Optimal processing of surface facial EMG to identify emotional expressions: A data-driven approach

Behav Res Methods. 2024 May 21. doi: 10.3758/s13428-024-02421-4. Online ahead of print.


Surface facial electromyography (EMG) is commonly used to detect emotions from subtle facial expressions. Although there are established procedures for collecting EMG data and some aspects of their processing, there is little agreement among researchers about the optimal way to process the EMG signal, so that the study-unrelated variability (noise) is removed, and the emotion-related variability is best detected. The aim of the current paper was to establish an optimal processing pipeline for EMG data for identifying emotional expressions in facial muscles. We identified the most common processing steps from existing literature and created 72 processing pipelines that represented all the different processing choices. We applied these pipelines to a previously published dataset from a facial mimicry experiment, where 100 adult participants observed happy and sad facial expressions, whilst the activity of their facial muscles, zygomaticus major and corrugator supercilii, was recorded with EMG. We used a resampling approach and subsets of the original data to investigate the effect and robustness of different processing choices on the performance of a logistic regression model that predicted the mimicked emotion (happy/sad) from the EMG signal. In addition, we used a random forest model to identify the most important processing steps for the sensitivity of the logistic regression model. Three processing steps were found to be most impactful: baseline correction, standardisation within muscles, and standardisation within subjects. The chosen feature of interest and the signal averaging had little influence on the sensitivity to the effect. We recommend an optimal processing pipeline, share our code and data, and provide a step-by-step walkthrough for researchers.
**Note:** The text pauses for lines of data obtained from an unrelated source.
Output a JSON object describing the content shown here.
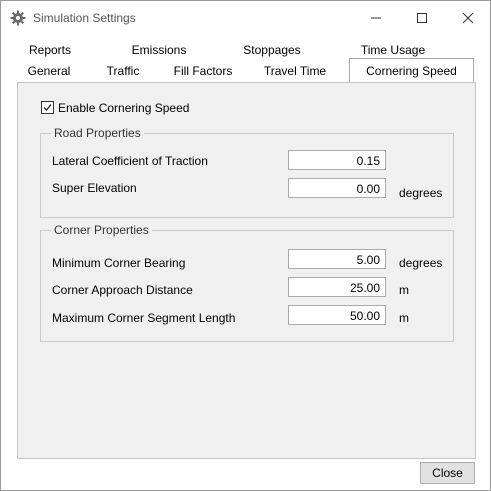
{
  "window": {
    "title": "Simulation Settings",
    "controls": {
      "minimize": "minimize",
      "maximize": "maximize",
      "close": "close"
    }
  },
  "tabs": {
    "row1": [
      "Reports",
      "Emissions",
      "Stoppages",
      "Time Usage"
    ],
    "row2": [
      "General",
      "Traffic",
      "Fill Factors",
      "Travel Time",
      "Cornering Speed"
    ],
    "selected": "Cornering Speed"
  },
  "cornering": {
    "enable_label": "Enable Cornering Speed",
    "enabled": true,
    "road_properties": {
      "title": "Road Properties",
      "rows": [
        {
          "label": "Lateral Coefficient of Traction",
          "value": "0.15",
          "unit": ""
        },
        {
          "label": "Super Elevation",
          "value": "0.00",
          "unit": "degrees"
        }
      ]
    },
    "corner_properties": {
      "title": "Corner Properties",
      "rows": [
        {
          "label": "Minimum Corner Bearing",
          "value": "5.00",
          "unit": "degrees"
        },
        {
          "label": "Corner Approach Distance",
          "value": "25.00",
          "unit": "m"
        },
        {
          "label": "Maximum Corner Segment Length",
          "value": "50.00",
          "unit": "m"
        }
      ]
    }
  },
  "footer": {
    "close_label": "Close"
  },
  "colors": {
    "panel_bg": "#f0f0f0",
    "border": "#c4c4c4",
    "icon_gray": "#666666"
  }
}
Keywords: Emotion; Facial electromyography; Multiverse; Optimal pipeline; Surface electromyography.